Task brief: What is needed is every line, exactly as given, from the line containing "Enumerate this screenshot's" through the end of the data below.

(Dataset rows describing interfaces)
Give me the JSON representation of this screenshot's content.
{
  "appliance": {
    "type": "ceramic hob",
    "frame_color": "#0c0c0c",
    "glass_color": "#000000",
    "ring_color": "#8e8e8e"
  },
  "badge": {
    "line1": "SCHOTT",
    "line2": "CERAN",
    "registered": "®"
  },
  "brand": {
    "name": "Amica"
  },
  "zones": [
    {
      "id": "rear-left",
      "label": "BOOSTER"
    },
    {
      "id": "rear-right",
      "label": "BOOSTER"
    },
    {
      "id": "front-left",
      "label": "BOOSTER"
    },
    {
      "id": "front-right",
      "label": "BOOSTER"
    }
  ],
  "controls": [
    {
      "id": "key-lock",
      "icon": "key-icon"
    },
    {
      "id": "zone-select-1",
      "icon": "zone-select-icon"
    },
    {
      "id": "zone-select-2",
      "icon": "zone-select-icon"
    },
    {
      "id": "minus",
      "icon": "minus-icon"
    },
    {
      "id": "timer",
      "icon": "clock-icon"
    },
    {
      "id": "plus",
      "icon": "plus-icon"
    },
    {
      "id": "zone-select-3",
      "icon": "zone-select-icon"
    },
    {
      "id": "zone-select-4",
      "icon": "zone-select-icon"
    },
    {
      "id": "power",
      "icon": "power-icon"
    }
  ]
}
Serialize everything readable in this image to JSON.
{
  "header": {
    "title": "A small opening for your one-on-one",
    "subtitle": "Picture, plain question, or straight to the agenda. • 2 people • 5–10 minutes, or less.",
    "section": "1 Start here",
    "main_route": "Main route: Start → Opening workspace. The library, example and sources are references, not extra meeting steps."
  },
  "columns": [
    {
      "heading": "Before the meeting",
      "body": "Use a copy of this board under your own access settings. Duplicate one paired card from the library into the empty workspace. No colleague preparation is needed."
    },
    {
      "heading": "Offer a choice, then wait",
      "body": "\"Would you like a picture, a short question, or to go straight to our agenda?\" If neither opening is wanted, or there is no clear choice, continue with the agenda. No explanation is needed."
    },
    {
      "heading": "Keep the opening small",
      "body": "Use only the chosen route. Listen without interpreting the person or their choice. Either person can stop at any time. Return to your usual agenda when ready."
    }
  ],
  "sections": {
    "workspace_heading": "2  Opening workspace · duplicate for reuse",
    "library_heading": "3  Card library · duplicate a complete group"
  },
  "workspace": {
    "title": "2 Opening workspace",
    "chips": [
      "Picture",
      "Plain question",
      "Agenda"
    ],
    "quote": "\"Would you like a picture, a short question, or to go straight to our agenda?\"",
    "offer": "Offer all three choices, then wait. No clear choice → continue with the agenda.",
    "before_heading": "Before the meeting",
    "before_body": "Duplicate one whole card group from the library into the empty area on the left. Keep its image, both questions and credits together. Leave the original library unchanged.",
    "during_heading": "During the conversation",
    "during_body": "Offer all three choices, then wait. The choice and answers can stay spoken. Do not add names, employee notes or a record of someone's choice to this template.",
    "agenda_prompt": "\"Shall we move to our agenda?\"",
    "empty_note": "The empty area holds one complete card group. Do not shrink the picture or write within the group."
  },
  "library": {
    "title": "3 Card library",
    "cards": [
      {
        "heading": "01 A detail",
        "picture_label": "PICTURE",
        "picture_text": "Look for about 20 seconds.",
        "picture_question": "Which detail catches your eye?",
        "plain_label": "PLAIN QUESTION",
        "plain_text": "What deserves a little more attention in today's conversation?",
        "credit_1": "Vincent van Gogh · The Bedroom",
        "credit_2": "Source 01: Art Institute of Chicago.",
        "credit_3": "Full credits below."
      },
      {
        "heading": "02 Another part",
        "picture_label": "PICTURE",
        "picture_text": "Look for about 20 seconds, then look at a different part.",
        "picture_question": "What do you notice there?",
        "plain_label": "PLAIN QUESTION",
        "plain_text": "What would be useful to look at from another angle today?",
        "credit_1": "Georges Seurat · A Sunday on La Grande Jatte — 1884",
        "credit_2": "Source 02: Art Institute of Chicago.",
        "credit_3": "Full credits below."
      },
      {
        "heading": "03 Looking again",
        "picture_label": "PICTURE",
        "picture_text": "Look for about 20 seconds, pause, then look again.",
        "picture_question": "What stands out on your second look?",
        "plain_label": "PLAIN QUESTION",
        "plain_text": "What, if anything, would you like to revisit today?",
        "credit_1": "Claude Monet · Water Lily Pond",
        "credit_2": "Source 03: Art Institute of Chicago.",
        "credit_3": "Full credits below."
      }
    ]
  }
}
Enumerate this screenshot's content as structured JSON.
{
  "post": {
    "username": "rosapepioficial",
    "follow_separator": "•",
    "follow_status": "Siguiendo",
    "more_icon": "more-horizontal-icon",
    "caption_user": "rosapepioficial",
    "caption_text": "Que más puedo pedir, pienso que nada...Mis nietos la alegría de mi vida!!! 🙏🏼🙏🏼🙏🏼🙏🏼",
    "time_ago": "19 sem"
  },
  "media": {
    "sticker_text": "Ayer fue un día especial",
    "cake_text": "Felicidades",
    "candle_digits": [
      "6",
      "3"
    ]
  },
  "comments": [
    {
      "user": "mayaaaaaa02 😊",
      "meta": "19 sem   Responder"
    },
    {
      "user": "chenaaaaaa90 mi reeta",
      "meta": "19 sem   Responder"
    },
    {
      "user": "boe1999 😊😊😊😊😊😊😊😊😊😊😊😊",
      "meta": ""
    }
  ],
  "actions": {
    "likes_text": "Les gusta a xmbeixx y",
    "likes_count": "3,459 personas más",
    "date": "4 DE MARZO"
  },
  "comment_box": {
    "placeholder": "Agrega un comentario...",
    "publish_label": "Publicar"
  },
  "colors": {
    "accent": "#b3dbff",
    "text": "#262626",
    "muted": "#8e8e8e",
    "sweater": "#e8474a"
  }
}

Solution for this exercise:
Enumerate this screenshot's content as structured JSON.
{
  "post": {
    "username": "rosapepioficial",
    "follow_separator": "•",
    "follow_status": "Siguiendo",
    "more_icon": "more-horizontal-icon",
    "caption_user": "rosapepioficial",
    "caption_text": "Que más puedo pedir, pienso que nada...Mis nietos la alegría de mi vida!!! 🙏🏼🙏🏼🙏🏼🙏🏼",
    "time_ago": "19 sem"
  },
  "media": {
    "sticker_text": "Ayer fue un día especial",
    "cake_text": "Felicidades",
    "candle_digits": [
      "6",
      "3"
    ]
  },
  "comments": [
    {
      "user": "mayaaaaaa02 😊",
      "meta": "19 sem   Responder"
    },
    {
      "user": "chenaaaaaa90 mi reeta",
      "meta": "19 sem   Responder"
    },
    {
      "user": "boe1999 😊😊😊😊😊😊😊😊😊😊😊😊",
      "meta": ""
    }
  ],
  "actions": {
    "likes_text": "Les gusta a xmbeixx y",
    "likes_count": "3,459 personas más",
    "date": "4 DE MARZO"
  },
  "comment_box": {
    "placeholder": "Agrega un comentario...",
    "publish_label": "Publicar"
  },
  "colors": {
    "accent": "#b3dbff",
    "text": "#262626",
    "muted": "#8e8e8e",
    "sweater": "#e8474a"
  }
}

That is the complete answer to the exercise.